Another Option Is To Use A Numeric. Or Alpha-numeric, Code Sent To Your Phone Via SMS, Voice Message Or Via Any Authenticator App (the Ones Mentioned Above, For Example). With This Option You Can Opt To Register Your Personal Computer So That You Do Not Have To Enter A New Code Every Time You Login, This Option Will Enable You To Use A Once-per-month Authentication Code.
Here Is A Link To A You-Tube Video With An Explanation On How To Setup Your Google 2-Setp Verification:
Authenticator Apps Can Generate A Verification Code Even If Your Phone Is Not Connected To The Internet, To Do So You Must First Sign-up For The 2-Step Verification Beforehand. After Signing Up You Can Use The App To Scan A QR Code On The Desktop Screen, And Then The App Will Generate A Time-based, Or Counter Based, Code For You To Type In As The Second Factor. Authenticator Apps Will Sync With Other Services, Such As: LastPass, WordPress, Facebook, Evernote Or Dropbox.
Once You've Set Up Google 2-Step Verification You Can Then Access Your Google Account Security Settings And Add Or Change The Phone Number/s Used To Receive The Codes, Or Switch To The Authenticator App Of Your Choice. In Case You Do Not Have Access Via Your Phone (i.e. When The Battery Is Dead) You Have Your 10 Unused Codes To Use In Emergencies, You Can Access Them As Well Via Your Account Security Settings And Print Them Out.
What Other Ways Of Using 2 Factor Authentication Are There?
Yes, There Are.
One Of Those Ways Is Using A Mechanism Known As OTP, Or One Time Password. The Idea Is To Generate A Random, Numeric Or Alpha-numeric, Code, That Is Made To Be Affective One Time Only, And Sending This Code To Either A Mobile Device Or Via E-Mail.
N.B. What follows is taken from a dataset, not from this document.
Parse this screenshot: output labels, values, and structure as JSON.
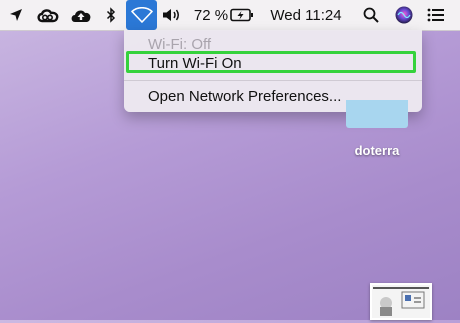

There Are Many Services That Provide Various API Methods To Execute OTP, Among Them Are Cellular Providers (Such As Nexmo) Or Other Service Providers Dedicated To Messaging Services (Such As Telesign) Or Even E-Mail Service Providers (such As Mailchimp).
Basically, OTP Mechanism That Enables The User To Receive A Code Valid For A Single Transaction Or Login. It Executes The 2FA Perfectly By Referring The User, Which Had Already Provided The Information Required For The First Authentication Factor, To Use A Device, Or An E-Mail Account, To Provide The Second Factor.
Most OTP's Are Time-limited, And Rely On Fast Delivery Of The Code Generated By The Software, Or Website, To The Client (either The User's Mobile Phone, Other Mobile Device, Or E-Mail Address). By Doing So They Reduce The Chances Of The OTP To Be Discovered By An Outside, Third Party, Source. However, Some OTP's Do Not Rely On Fast Delivery, And Are Actually Utilizing Manual Delivery (i.e. Physical Mail), Those Are Often Considered Old-fashioned On One Hand, Yet Extremely Secure On The Other.